§ **EXERCISE MATERIAL**:
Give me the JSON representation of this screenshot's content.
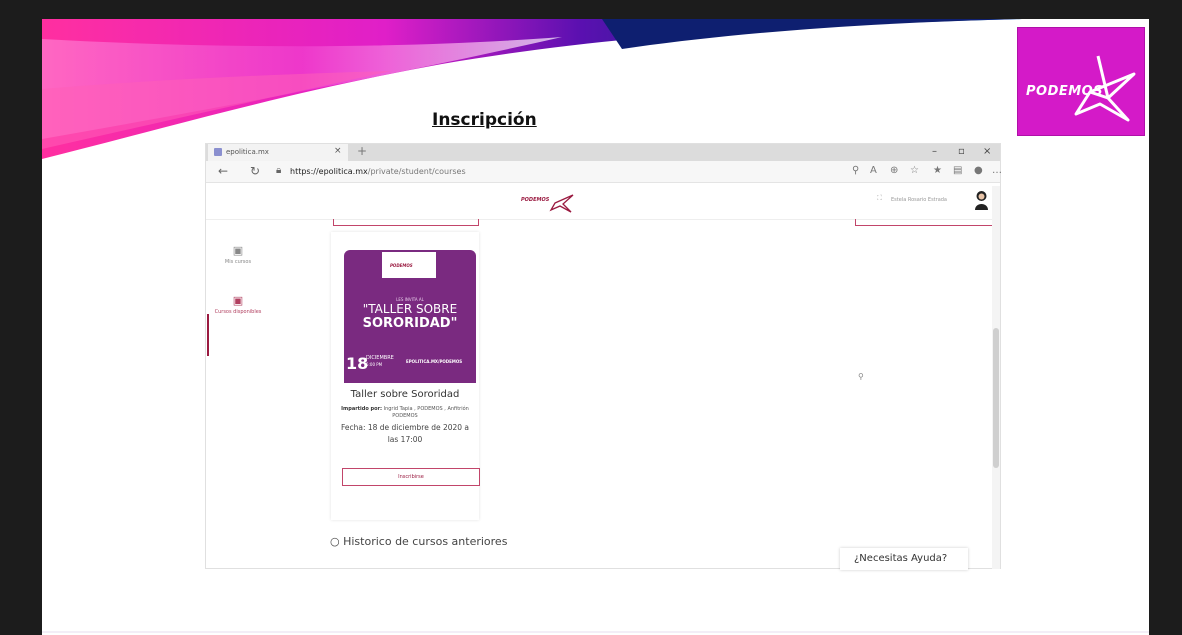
{
  "slide": {
    "heading": "Inscripción",
    "logo_text": "PODEMOS"
  },
  "browser": {
    "tab_title": "epolitica.mx",
    "tab_close": "×",
    "new_tab": "+",
    "url_host": "https://epolitica.mx",
    "url_path": "/private/student/courses",
    "win_min": "–",
    "win_max": "▫",
    "win_close": "×"
  },
  "site": {
    "logo_text": "PODEMOS",
    "user_name": "Estela Rosario Estrada"
  },
  "sidebar": {
    "items": [
      {
        "label": "Mis cursos"
      },
      {
        "label": "Cursos disponibles"
      }
    ]
  },
  "course": {
    "poster_logo": "PODEMOS",
    "poster_subtitle": "LES INVITA AL",
    "poster_line1": "\"TALLER SOBRE",
    "poster_line2": "SORORIDAD\"",
    "poster_day": "18",
    "poster_month": "DICIEMBRE",
    "poster_time": "5:00 PM",
    "poster_web": "EPOLITICA.MX/PODEMOS",
    "title": "Taller sobre Sororidad",
    "by_label": "Impartido por:",
    "by_value": "Ingrid Tapia , PODEMOS , Anfitrión PODEMOS",
    "date": "Fecha: 18 de diciembre de 2020 a las 17:00",
    "button": "Inscribirse"
  },
  "history": {
    "label": "Historico de cursos anteriores"
  },
  "help": {
    "label": "¿Necesitas Ayuda?"
  },
  "colors": {
    "brand_magenta": "#d41ac8",
    "brand_maroon": "#9a1a40",
    "poster_purple": "#7a2a80"
  }
}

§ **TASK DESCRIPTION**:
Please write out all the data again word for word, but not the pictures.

§ **RESPONSE AREA**:
Give me the JSON representation of this screenshot's content.
{
  "slide": {
    "heading": "Inscripción",
    "logo_text": "PODEMOS"
  },
  "browser": {
    "tab_title": "epolitica.mx",
    "tab_close": "×",
    "new_tab": "+",
    "url_host": "https://epolitica.mx",
    "url_path": "/private/student/courses",
    "win_min": "–",
    "win_max": "▫",
    "win_close": "×"
  },
  "site": {
    "logo_text": "PODEMOS",
    "user_name": "Estela Rosario Estrada"
  },
  "sidebar": {
    "items": [
      {
        "label": "Mis cursos"
      },
      {
        "label": "Cursos disponibles"
      }
    ]
  },
  "course": {
    "poster_logo": "PODEMOS",
    "poster_subtitle": "LES INVITA AL",
    "poster_line1": "\"TALLER SOBRE",
    "poster_line2": "SORORIDAD\"",
    "poster_day": "18",
    "poster_month": "DICIEMBRE",
    "poster_time": "5:00 PM",
    "poster_web": "EPOLITICA.MX/PODEMOS",
    "title": "Taller sobre Sororidad",
    "by_label": "Impartido por:",
    "by_value": "Ingrid Tapia , PODEMOS , Anfitrión PODEMOS",
    "date": "Fecha: 18 de diciembre de 2020 a las 17:00",
    "button": "Inscribirse"
  },
  "history": {
    "label": "Historico de cursos anteriores"
  },
  "help": {
    "label": "¿Necesitas Ayuda?"
  },
  "colors": {
    "brand_magenta": "#d41ac8",
    "brand_maroon": "#9a1a40",
    "poster_purple": "#7a2a80"
  }
}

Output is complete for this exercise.